published on a regular basis, as are business stories when available.
The author of the Thai Visa post is absolutely right on this - anything
which helps farangs to understand local issues and their possible
consequences is essential reading. Regular updates on the tourist
industry, immigration and economic issues will be forthcoming in future,
as will more detailed advance notifications of diverse events of
interest. Various economic issues, mostly linked to agriculture and the
increase in food prices, have, in fact, been “forthcoming” frequently in
the not-too distant past! Pollution issues have also been very well
covered. On the lighter side, the comment about occasional “idle

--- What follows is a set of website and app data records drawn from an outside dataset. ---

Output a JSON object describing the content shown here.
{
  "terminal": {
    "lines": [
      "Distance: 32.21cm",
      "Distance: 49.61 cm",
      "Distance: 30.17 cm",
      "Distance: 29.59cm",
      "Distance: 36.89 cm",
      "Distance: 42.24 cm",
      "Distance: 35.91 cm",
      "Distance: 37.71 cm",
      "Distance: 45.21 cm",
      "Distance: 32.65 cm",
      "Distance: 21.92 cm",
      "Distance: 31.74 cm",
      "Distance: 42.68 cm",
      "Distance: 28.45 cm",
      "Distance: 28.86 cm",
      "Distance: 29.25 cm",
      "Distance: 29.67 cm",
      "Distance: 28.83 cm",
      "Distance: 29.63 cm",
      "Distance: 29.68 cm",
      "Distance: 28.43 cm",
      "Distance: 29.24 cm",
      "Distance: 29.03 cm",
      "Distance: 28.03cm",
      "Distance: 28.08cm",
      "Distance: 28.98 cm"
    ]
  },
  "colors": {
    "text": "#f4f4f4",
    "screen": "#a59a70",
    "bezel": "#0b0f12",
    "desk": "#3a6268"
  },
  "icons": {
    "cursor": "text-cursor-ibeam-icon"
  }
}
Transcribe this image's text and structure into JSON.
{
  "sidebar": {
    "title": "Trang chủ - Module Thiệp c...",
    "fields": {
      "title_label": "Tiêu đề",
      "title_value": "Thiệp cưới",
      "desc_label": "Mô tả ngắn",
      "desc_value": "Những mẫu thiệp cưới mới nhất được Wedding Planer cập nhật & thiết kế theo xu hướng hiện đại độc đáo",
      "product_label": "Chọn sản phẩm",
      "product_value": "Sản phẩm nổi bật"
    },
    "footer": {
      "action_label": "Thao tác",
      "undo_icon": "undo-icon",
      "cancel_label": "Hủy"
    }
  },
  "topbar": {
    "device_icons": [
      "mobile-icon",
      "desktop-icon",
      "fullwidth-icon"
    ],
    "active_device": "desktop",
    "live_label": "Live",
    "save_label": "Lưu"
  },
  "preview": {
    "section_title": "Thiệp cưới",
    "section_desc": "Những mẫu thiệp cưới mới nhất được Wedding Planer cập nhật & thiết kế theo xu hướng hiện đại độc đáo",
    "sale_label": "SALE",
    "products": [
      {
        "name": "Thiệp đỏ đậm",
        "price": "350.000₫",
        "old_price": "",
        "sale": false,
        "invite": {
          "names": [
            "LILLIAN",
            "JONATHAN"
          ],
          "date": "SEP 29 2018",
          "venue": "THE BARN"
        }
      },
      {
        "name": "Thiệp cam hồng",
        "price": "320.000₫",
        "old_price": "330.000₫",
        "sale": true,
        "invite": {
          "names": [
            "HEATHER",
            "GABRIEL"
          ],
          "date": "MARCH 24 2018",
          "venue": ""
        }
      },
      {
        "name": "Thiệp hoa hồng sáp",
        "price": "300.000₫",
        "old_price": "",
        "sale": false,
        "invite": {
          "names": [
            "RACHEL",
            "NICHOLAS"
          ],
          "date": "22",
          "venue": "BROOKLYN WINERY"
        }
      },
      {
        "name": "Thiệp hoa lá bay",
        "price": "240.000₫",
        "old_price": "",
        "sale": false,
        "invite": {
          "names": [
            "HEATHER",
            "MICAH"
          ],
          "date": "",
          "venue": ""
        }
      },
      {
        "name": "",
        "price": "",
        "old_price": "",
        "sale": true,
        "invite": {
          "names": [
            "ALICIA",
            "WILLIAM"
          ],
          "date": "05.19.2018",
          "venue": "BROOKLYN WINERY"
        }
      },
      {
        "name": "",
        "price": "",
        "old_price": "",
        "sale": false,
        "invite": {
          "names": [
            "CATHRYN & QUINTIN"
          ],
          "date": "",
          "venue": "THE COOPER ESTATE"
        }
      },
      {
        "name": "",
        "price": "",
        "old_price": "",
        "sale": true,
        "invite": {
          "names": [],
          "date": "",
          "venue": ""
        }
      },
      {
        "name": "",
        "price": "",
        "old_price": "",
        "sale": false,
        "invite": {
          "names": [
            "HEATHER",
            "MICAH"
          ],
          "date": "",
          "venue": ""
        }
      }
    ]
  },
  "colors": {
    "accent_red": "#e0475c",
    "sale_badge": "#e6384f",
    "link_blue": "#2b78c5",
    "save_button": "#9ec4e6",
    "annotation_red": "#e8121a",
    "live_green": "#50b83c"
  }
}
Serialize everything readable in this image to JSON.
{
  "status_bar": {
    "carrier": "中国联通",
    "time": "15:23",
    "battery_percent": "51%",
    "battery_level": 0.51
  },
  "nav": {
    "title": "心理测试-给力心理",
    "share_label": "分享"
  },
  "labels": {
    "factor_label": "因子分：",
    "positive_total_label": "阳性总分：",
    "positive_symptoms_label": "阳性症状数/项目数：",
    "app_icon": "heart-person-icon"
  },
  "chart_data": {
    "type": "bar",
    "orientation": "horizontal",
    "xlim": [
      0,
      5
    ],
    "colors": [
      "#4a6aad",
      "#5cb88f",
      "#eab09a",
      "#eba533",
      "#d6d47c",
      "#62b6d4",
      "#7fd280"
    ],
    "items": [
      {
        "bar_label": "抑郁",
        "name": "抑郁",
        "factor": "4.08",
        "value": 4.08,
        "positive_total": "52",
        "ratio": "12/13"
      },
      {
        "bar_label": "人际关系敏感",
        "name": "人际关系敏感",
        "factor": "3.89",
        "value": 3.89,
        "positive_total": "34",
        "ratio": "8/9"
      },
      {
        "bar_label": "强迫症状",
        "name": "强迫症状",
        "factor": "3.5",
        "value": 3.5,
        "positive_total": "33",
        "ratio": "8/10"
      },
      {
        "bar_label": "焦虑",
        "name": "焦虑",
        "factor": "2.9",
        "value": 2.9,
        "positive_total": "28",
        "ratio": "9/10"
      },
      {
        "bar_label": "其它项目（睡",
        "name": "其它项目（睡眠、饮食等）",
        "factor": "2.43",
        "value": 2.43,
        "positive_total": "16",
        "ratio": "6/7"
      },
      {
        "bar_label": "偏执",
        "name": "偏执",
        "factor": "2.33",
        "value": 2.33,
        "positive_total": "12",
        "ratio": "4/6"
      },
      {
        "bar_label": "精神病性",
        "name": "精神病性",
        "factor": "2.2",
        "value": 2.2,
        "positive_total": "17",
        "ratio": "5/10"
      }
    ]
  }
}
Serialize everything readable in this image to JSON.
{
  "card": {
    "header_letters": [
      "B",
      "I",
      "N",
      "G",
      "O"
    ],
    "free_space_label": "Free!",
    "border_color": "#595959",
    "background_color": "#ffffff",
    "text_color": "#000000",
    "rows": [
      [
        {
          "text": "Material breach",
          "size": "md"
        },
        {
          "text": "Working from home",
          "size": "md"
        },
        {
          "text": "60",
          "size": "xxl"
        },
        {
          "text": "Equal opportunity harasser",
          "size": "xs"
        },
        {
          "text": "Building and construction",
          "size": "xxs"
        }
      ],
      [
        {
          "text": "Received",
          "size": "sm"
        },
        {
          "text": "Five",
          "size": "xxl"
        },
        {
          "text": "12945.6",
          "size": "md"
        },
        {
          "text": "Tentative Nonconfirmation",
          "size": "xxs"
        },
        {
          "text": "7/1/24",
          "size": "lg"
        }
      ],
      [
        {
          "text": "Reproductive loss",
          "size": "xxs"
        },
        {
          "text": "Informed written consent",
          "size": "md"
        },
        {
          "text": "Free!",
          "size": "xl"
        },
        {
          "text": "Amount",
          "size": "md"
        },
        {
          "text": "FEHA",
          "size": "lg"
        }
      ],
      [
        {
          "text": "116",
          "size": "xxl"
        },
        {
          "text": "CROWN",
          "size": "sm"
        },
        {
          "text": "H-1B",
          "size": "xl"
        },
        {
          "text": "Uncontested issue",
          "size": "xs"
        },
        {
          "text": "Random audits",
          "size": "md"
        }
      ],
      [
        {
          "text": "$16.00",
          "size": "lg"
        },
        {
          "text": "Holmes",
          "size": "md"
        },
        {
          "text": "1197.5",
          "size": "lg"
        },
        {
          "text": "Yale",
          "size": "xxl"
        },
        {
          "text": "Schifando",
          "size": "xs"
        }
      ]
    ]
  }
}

chatter” on the Femail page seems a little harsh - we women enjoy “idle
chatter” from time to time, and don’t have problems focusing on both
serious and trivial issues! Note to the post’s author - sadly, I am
unable to trace Edna! Maybe she’ll reappear some day…
The Thai Visa post which prompted this text mentions “last year” several
times - I hope its author also noticed that the paper’s moved on from
there, albeit slowly. As regards “cut and paste” articles, serious
reporting and “filling” the paper, I would like to invite said author to
submit a letter to Mailbag stressing these points! And, to any readers
who want to submit their views as well - bring ‘em on, I’d love to hear
from you. Our vision for the Chiang Mai Mail is for it to inform,
entertain and support its readers and for it to become the valid
representative and voice of the expat community. I can’t stress too
strongly that, for us to achieve this goal, we need your input.